Assessing the Effectiveness of Varying Intensities of Pretrial Supervision

Full Findings from the Pretrial Justice Collaborative

two people are sitting in front of each other.
By Erin Jacobs Valentine, Sarah Picard

Jurisdictions across the United States are implementing reforms to their pretrial systems to reduce the number of people who are held in pretrial detention—that is, who remain incarcerated in jail while they await the adjudication of their cases. As part of this effort, many jurisdictions are moving away from money bail as a primary means to encourage people to return for future court dates, and are instead implementing pretrial supervision, which requires clients to meet regularly with supervision staff members. Jurisdictions often attempt to match the intensity or frequency of supervision with a client’s assessed risk of failing to appear in court or being rearrested, for example by requiring more intensive supervision for clients who are assessed as being at a high risk. However, while different levels of pretrial supervision impose different burdens and costs on both jurisdictions and people awaiting the resolutions of their cases, there has been little systematic research into how they differ in their effectiveness in improving court appearance and arrest outcomes.

This report contributes new evidence in this area using retrospective data from cases initiated between January 2017 and June 2019 in two jurisdictions: one populous, urban metropolitan area in the western United States and a sparsely populated, rural county from the same region. The research team employed a regression discontinuity design, comparing the outcomes of people whose risk scores were just below and just above the cutoff for a level of supervision. They did so for four supervision levels: (1) no supervision, (2) low-intensity supervision that involved only check-ins with supervision staff members after court hearings, (3) medium-intensity supervision that also required one in-person meeting a month with a supervision staff member, and (4) high-intensity supervision that required three in-person meetings per month. The analysis uses a noninferiority approach, which tests whether the less intensive form of supervision is at least as effective as (that is, no worse than) the more intensive form.

The analysis found that:

  • Overall, lower-intensity supervision was as effective as higher-intensity supervision in helping clients to appear in court and avoid new arrests. When comparing each level of supervision with the next level in intensity, assignment to less intensive supervision led to similar outcomes as assignment to more intensive supervision.
  • Risk scores were strongly correlated with rearrest rates and modestly correlated with court appearance rates. Unsurprisingly, people with higher risk scores were more likely to be rearrested, and somewhat less likely to make scheduled court appearances. However, higher-intensity supervision did not mitigate this effect.

Overall, the analysis found no evidence that requiring people to meet more intensive pretrial supervision requirements improves outcomes. These findings suggest that policymakers should consider other strategies to encourage people to appear in court and avoid arrest, especially since supervision has costs, including monetary costs to jurisdictions and time and travel costs to clients. It is possible, for example, that strategies that involve service connections rather than supervision could be more effective.
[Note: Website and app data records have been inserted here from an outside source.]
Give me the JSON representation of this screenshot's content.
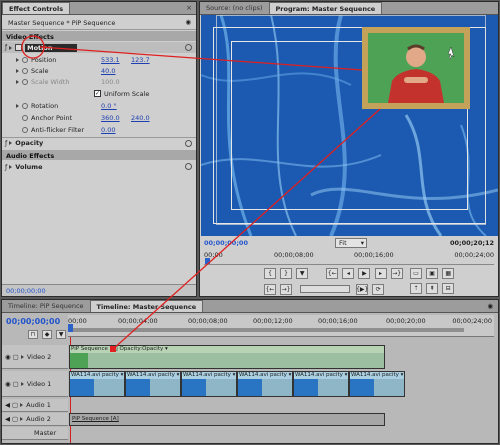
{
  "effect_controls": {
    "tab": "Effect Controls",
    "close_glyph": "×",
    "menu_glyph": "◉",
    "breadcrumb": "Master Sequence * PiP Sequence",
    "video_effects_header": "Video Effects",
    "motion": {
      "label": "Motion"
    },
    "rows": [
      {
        "label": "Position",
        "v1": "533.1",
        "v2": "123.7"
      },
      {
        "label": "Scale",
        "v1": "40.0"
      },
      {
        "label": "Scale Width",
        "v1": "100.0"
      },
      {
        "label": "Uniform Scale"
      },
      {
        "label": "Rotation",
        "v1": "0.0 °"
      },
      {
        "label": "Anchor Point",
        "v1": "360.0",
        "v2": "240.0"
      },
      {
        "label": "Anti-flicker Filter",
        "v1": "0.00"
      }
    ],
    "opacity": "Opacity",
    "audio_effects_header": "Audio Effects",
    "volume": "Volume",
    "timecode": "00;00;00;00"
  },
  "program_monitor": {
    "tab_source": "Source: (no clips)",
    "tab_program": "Program: Master Sequence",
    "timecode_left": "00;00;00;00",
    "fit_label": "Fit",
    "timecode_right": "00;00;20;12",
    "ruler": [
      "00;00",
      "00;00;08;00",
      "00;00;16;00",
      "00;00;24;00"
    ]
  },
  "timeline": {
    "tab_pip": "Timeline: PiP Sequence",
    "tab_master": "Timeline: Master Sequence",
    "timecode": "00;00;00;00",
    "ruler": [
      "00;00",
      "00;00;04;00",
      "00;00;08;00",
      "00;00;12;00",
      "00;00;16;00",
      "00;00;20;00",
      "00;00;24;00"
    ],
    "tracks": {
      "video2": "Video 2",
      "video1": "Video 1",
      "audio1": "Audio 1",
      "audio2": "Audio 2",
      "master": "Master"
    },
    "pip_clip_label": "PiP Sequence [V]  Opacity:Opacity ▾",
    "video_clips": [
      "WA114.avi pacity ▾",
      "WA114.avi pacity ▾",
      "WA114.avi pacity ▾",
      "WA114.avi pacity ▾",
      "WA114.avi pacity ▾",
      "WA114.avi pacity ▾"
    ],
    "audio_clip_label": "PiP Sequence [A]"
  },
  "colors": {
    "accent_red": "#e02020",
    "water_blue": "#1c5fb5",
    "clip_blue": "#8fb6c7"
  }
}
At the same time, the results indicate that more research on the use of pretrial supervision is needed. Because the regression discontinuity design of this study focuses on cases at particular risk levels—those near the cutoff risk scores that determine supervision intensity—it is possible that the results would differ for cases with other risk levels. For example, high-intensity supervision could have effects among very high-risk cases, a question that this analysis was not designed to address. Given that prior research suggests that both service and supervision resources are most effective when reserved for higher-risk and -need cases, studies focusing solely on outcomes among this group could be of great benefit to the field.

Document Details

Publication Type
June 2023
Valentine, Erin Jacobs and Sarah Picard. 2023. Assessing the Effectiveness of Varying Intensities of Pretrial Supervision. New York: MDRC.